EXERCISE BRIEF:
A word-for-word restatement of the listing is the only acceptable answer.

EXERCISE MATERIAL:
######

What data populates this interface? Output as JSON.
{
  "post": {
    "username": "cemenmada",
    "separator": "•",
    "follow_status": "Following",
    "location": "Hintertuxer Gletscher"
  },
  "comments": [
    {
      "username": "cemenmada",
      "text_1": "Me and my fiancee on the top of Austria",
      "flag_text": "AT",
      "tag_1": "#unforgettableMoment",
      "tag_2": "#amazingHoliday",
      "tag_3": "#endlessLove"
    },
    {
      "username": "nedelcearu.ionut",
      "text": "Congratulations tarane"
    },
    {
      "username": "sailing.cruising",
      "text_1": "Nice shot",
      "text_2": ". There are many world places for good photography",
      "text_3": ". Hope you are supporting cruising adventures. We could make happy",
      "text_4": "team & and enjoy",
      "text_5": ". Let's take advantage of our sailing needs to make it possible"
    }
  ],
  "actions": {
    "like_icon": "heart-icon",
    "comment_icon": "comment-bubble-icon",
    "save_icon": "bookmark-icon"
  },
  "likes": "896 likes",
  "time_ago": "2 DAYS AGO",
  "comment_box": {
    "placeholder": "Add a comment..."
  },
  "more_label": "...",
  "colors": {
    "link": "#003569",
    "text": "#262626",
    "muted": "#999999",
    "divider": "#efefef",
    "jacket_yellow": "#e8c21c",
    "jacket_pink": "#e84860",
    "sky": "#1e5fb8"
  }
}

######

ANSWER TO THE PROBLEM:
What data populates this interface? Output as JSON.
{
  "post": {
    "username": "cemenmada",
    "separator": "•",
    "follow_status": "Following",
    "location": "Hintertuxer Gletscher"
  },
  "comments": [
    {
      "username": "cemenmada",
      "text_1": "Me and my fiancee on the top of Austria",
      "flag_text": "AT",
      "tag_1": "#unforgettableMoment",
      "tag_2": "#amazingHoliday",
      "tag_3": "#endlessLove"
    },
    {
      "username": "nedelcearu.ionut",
      "text": "Congratulations tarane"
    },
    {
      "username": "sailing.cruising",
      "text_1": "Nice shot",
      "text_2": ". There are many world places for good photography",
      "text_3": ". Hope you are supporting cruising adventures. We could make happy",
      "text_4": "team & and enjoy",
      "text_5": ". Let's take advantage of our sailing needs to make it possible"
    }
  ],
  "actions": {
    "like_icon": "heart-icon",
    "comment_icon": "comment-bubble-icon",
    "save_icon": "bookmark-icon"
  },
  "likes": "896 likes",
  "time_ago": "2 DAYS AGO",
  "comment_box": {
    "placeholder": "Add a comment..."
  },
  "more_label": "...",
  "colors": {
    "link": "#003569",
    "text": "#262626",
    "muted": "#999999",
    "divider": "#efefef",
    "jacket_yellow": "#e8c21c",
    "jacket_pink": "#e84860",
    "sky": "#1e5fb8"
  }
}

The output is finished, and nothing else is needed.